Any Malaysian visiting three of the four southern provinces of Thailand – Pattani, Yala or Narathiwat should be forgiven if they feel they have arrived in Kelantan or Terengganu.
This is because there is so many similarities in the people from both sides, who all basically Malays. The way the locals dress-up and speak in the Malay language of the Kelantanese dialect indicate they share a common heritage.
What more the Nasi Kerabu and Nasi Dagang that are synonymous with Kelantan and Terengganu are ubiquitous in south Thailand.
Moreover, there are still strong family ties between the people of the northern states of Malaysia and the southern provinces of Thailand. The long history of the Malay sultanate’s influence extending both side of the borders have left common legacy for the people there.
However, despite of the many similarities between south Thailand, and Kelantan and Terengganu, the cordiality ends as soon as one crosses the first border post into Thailand from Kelantan. Those crossing the post will note of the security personnel in complete black overalls.

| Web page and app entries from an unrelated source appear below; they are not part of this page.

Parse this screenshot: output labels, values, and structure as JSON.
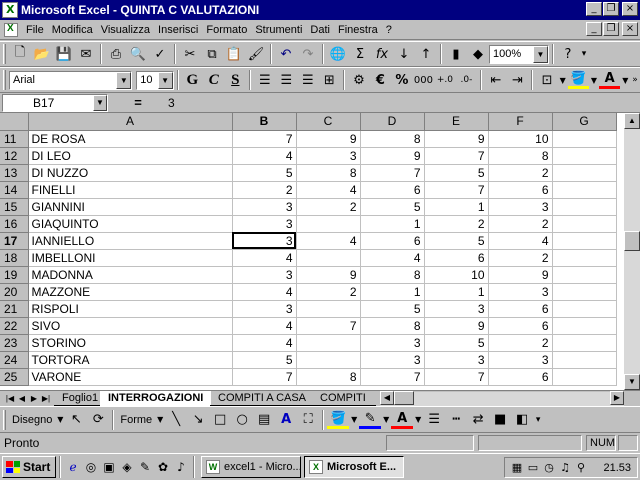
{
  "window": {
    "title": "Microsoft Excel - QUINTA C VALUTAZIONI"
  },
  "menu": [
    "File",
    "Modifica",
    "Visualizza",
    "Inserisci",
    "Formato",
    "Strumenti",
    "Dati",
    "Finestra",
    "?"
  ],
  "toolbar": {
    "zoom": "100%"
  },
  "format": {
    "font": "Arial",
    "size": "10",
    "bold": "G",
    "italic": "C",
    "underline": "S",
    "currency": "€",
    "percent": "%",
    "thousands": "000"
  },
  "formula": {
    "cell_ref": "B17",
    "equals": "=",
    "value": "3"
  },
  "columns": [
    "A",
    "B",
    "C",
    "D",
    "E",
    "F",
    "G"
  ],
  "rows": [
    {
      "n": "11",
      "a": "DE ROSA",
      "b": "7",
      "c": "9",
      "d": "8",
      "e": "9",
      "f": "10"
    },
    {
      "n": "12",
      "a": "DI LEO",
      "b": "4",
      "c": "3",
      "d": "9",
      "e": "7",
      "f": "8"
    },
    {
      "n": "13",
      "a": "DI NUZZO",
      "b": "5",
      "c": "8",
      "d": "7",
      "e": "5",
      "f": "2"
    },
    {
      "n": "14",
      "a": "FINELLI",
      "b": "2",
      "c": "4",
      "d": "6",
      "e": "7",
      "f": "6"
    },
    {
      "n": "15",
      "a": "GIANNINI",
      "b": "3",
      "c": "2",
      "d": "5",
      "e": "1",
      "f": "3"
    },
    {
      "n": "16",
      "a": "GIAQUINTO",
      "b": "3",
      "c": "",
      "d": "1",
      "e": "2",
      "f": "2"
    },
    {
      "n": "17",
      "a": "IANNIELLO",
      "b": "3",
      "c": "4",
      "d": "6",
      "e": "5",
      "f": "4"
    },
    {
      "n": "18",
      "a": "IMBELLONI",
      "b": "4",
      "c": "",
      "d": "4",
      "e": "6",
      "f": "2"
    },
    {
      "n": "19",
      "a": "MADONNA",
      "b": "3",
      "c": "9",
      "d": "8",
      "e": "10",
      "f": "9"
    },
    {
      "n": "20",
      "a": "MAZZONE",
      "b": "4",
      "c": "2",
      "d": "1",
      "e": "1",
      "f": "3"
    },
    {
      "n": "21",
      "a": "RISPOLI",
      "b": "3",
      "c": "",
      "d": "5",
      "e": "3",
      "f": "6"
    },
    {
      "n": "22",
      "a": "SIVO",
      "b": "4",
      "c": "7",
      "d": "8",
      "e": "9",
      "f": "6"
    },
    {
      "n": "23",
      "a": "STORINO",
      "b": "4",
      "c": "",
      "d": "3",
      "e": "5",
      "f": "2"
    },
    {
      "n": "24",
      "a": "TORTORA",
      "b": "5",
      "c": "",
      "d": "3",
      "e": "3",
      "f": "3"
    },
    {
      "n": "25",
      "a": "VARONE",
      "b": "7",
      "c": "8",
      "d": "7",
      "e": "7",
      "f": "6"
    }
  ],
  "tabs": [
    "Foglio1",
    "INTERROGAZIONI",
    "COMPITI A CASA",
    "COMPITI IN"
  ],
  "drawing": {
    "draw_label": "Disegno",
    "shapes_label": "Forme"
  },
  "status": {
    "text": "Pronto",
    "num": "NUM"
  },
  "taskbar": {
    "start": "Start",
    "task1": "excel1 - Micro...",
    "task2": "Microsoft E...",
    "clock": "21.53"
  }
}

“The locals call the Thai Rangers manning the border post as ‘Samurai’, referring to the Japanese warriors, as they are dressed black from tip to toe. All black,” said a local driver known as “Tuwe.”
Since the conflict erupted in year 2000, Bangkok has deployed thousands security personnel including the “Samurai” to neutralise the uprising in the Muslim dominated provinces.
Non-governmental organisations and local media reported that no less than 7,000 people were killed in the armed uprising in the provinces.
There appears to be a never ending cycle of conflict and bloodshed. In fact there is no light at the end of the tunnel, at least yet.
The presence of a big number of security personnel who at times fail to understand the local sensitivities itself have created a new set of problems.
Many ponder whether the security forces are here to contribute to peace or just fuel animosity and tensions.
The truth is peace in south Thailand is still a distant reality.
A local, Rushdi Ibrahim, in his 30s, noted the biggest impediment in achieving peace here is the suspicion harboured by one another.
“What is happening now is that the locals and the security forces don’t trust each other, hence one is suspicious of the other and this is why there is uncertainty here,” he said.
The locals felt that the security forces had their own motives in their actions and the security forces too were suspicious of the actions of the locals.
Hence there has been limited interactions and communications between both sides.
“When the local leaders failed to turn up at community programmes held at the Buddhist temples, the security forces felt they may be up to no good.
However, their suspicion is baseless and untrue,” he said.
The local leaders might be heavy hearted to attend the programmes organized within the temple due to religious sensitivities, he said adding that there were no ulterior motives for their absence.
However, their absence has made the local leaders the target of the security forces.
Also, that same suspicion has spread within the community especially against the locals who work for the Thai government, said Rushdi.
“Those who work with the government or the programmes run by the government were considered as traitors,” he said adding that this was not right.
“They are only earning a honest living for their families and should not be viewed with suspicion or ostracised,” he said.
On the peace process between the Thai government and the militants facilitated by Malaysia, it is a difficult route and full of impediments.
“Any outcome from the peace process is still far fetch due to the long standing conflict, but as far as I am concerned it is the best option for all,” said Rushdi.
Rushdi is hoping for the best outcome from the peace talks that has been going on for about a year now.
The Thai government and Mara Patani, the umbrella organisation of the six militant groups in south Thailand, have joined a series of peace talks under the auspices of the Malaysian government.
However, the talks hit a snag after both sides failed to achieve a consensus on the “Terms of Reference (TOR)” when they last met in Kuala Lumpur in July.
So far there has been no signs when will both sides get back on the peace process trail.